Those people with a small degree of astigmatism may not experience any problems. Those whose astigmatism is more significant may experience any or all of the following:

* Blurring and distortion of near or far-away objects
* Headaches when trying to focus
* Senstivity to light
* Tired and dry eyes

In some cases, astigmatism is present at birth as the size and shape of the eye is developed in the womb. It may be due to environmental and genetic factors, but the exact cause is not always known. Sometimes an astigmatism can develop after an eye injury, surgery or eye disease. Astigmatism is not caused by factors such as reading in poor light, squinting or watching too much television.

Although astigmatism is extremely common and afffects most people to some degree, many may not need any corrective action. Most people who wear glasses or contact lenses may have some degree of astigmatism. Treatments include corrective spectacle lenses, special contact lenses or surgery.

People with astigmatism cannot see horizontal or vertical lines clearly at the same time. This is what makes objects appear blurry or out of focus.

For those who have astigmatism, an optometrist, ophthalmic surgeon or eye specialist should carry out a full eye examination to assess the full scale of the problem. Options for correction can be discussed in full. Corrective glasses, special contact lenses or surgery are all options. A regular eye test is vital to maintaining healthy eyes. We should each aim to have our eyes tested every two years at least.

Simple skin test for Alzheimer’s

New York: US doctors are developing a skin test that could detect Alzheimer’s at an earlier stage.

Currently there is no way to detect the disease in which doctors believe may begin before symptoms show in old age. There is also no cure.

Early detection would mean that intervention with drugs that assist in minimising some symptoms may be more helpful if given earlier.
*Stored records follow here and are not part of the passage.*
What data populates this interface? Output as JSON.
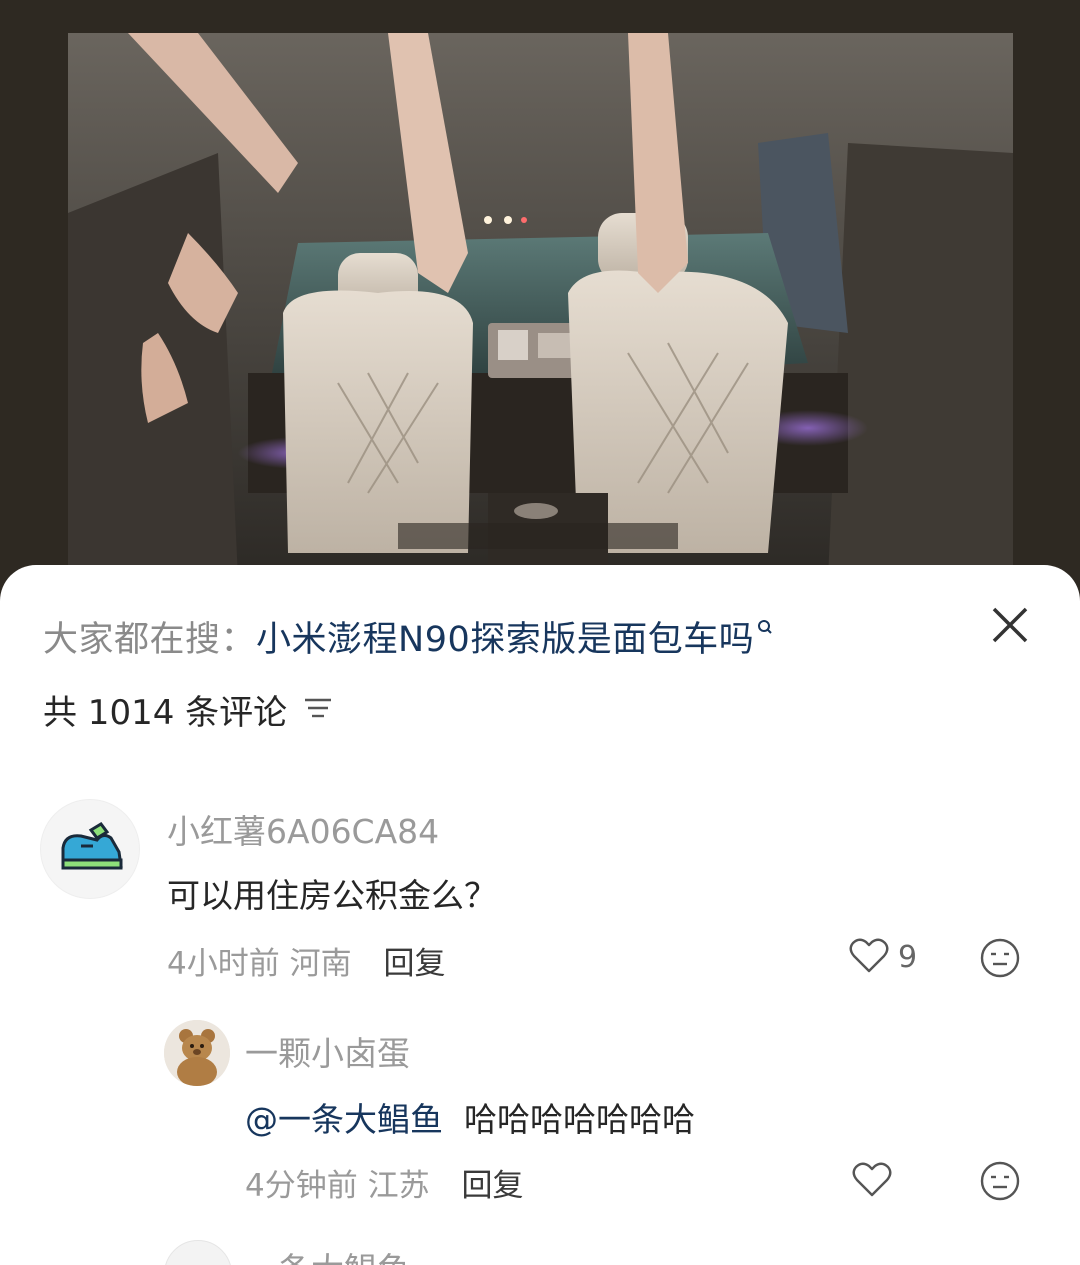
{
  "search_hint": {
    "prefix": "大家都在搜：",
    "query": "小米澎程N90探索版是面包车吗"
  },
  "comments_header": {
    "count_text": "共 1014 条评论"
  },
  "comments": [
    {
      "username": "小红薯6A06CA84",
      "content": "可以用住房公积金么？",
      "time": "4小时前",
      "location": "河南",
      "reply_label": "回复",
      "likes": "9"
    }
  ],
  "replies": [
    {
      "username": "一颗小卤蛋",
      "mention": "@一条大鲳鱼",
      "content": "哈哈哈哈哈哈哈",
      "time": "4分钟前",
      "location": "江苏",
      "reply_label": "回复"
    },
    {
      "username": "一条大鲳鱼"
    }
  ],
  "icons": {
    "close": "close-icon",
    "sort": "sort-icon",
    "search_small": "search-icon",
    "like": "heart-icon",
    "react": "emoji-icon"
  },
  "colors": {
    "link": "#17365d",
    "muted": "#9a9a9a",
    "text": "#262626"
  }
}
The new test is based on the discovery that the disease causes a change in a common body enzyme which means it can be detected by its reaction to certain chemicals.

The US team from the Blanchette Rockefeller Neurosciences Institute in Maryland hope to bring the test to patients within five years. Doctors Tapan Khan and Daniel Alkon report their findings in the Proceedings of the National Academy of Sciences.

Will you get dementia?

Stockholm: Scientists have developed a two-minute test that can access the likelihood of developing Alzheimer’s disease.

There are seven lifestyle questions on age, education, health and exercise yield a personal score out of the highest of 15, which is then translated into a personal risk level. The higher the score, the more likely dementia will develop within 20 years.
The aim of the test is to shock those at risk into making lifestyle changes necessary to reduce the danger.

Accuracy is estimated at around 70 per cent The test. Those who score highest are estimated to have a 16 per cent chance of developing the disease while those at the lower end have one per cent, according to a report in The Lancet Neurology.

The number of cases of Alzheimer’s is on the increase and presently there is no cure and no predictive testing other than a genetic test.

Though it is generally recognised that there are some risk factors such as obesity, high blood pressure, not taking exercise, poor diet and high levels of the substance homocysteine in the blood. These may combine years before the disease to create an environment for Alzheimer’s to develop.

The doctors looked at the health of more than 1,400 middle-aged people from Finland to device the scorecard. They looked at their health when they were around 50 and then 20 years later examined them for signs of dementia.

Those who are obese or have high blood pressure or high cholesterol are twice as likely to develop dementia. Scoring badly on all three fronts raises the risk sixfold.

Swedish neurologist Dr Miia Kivipelto, who developed the scorecard, said it could change the face of dementia treatment and gave doctors and patients a better chance in intervention.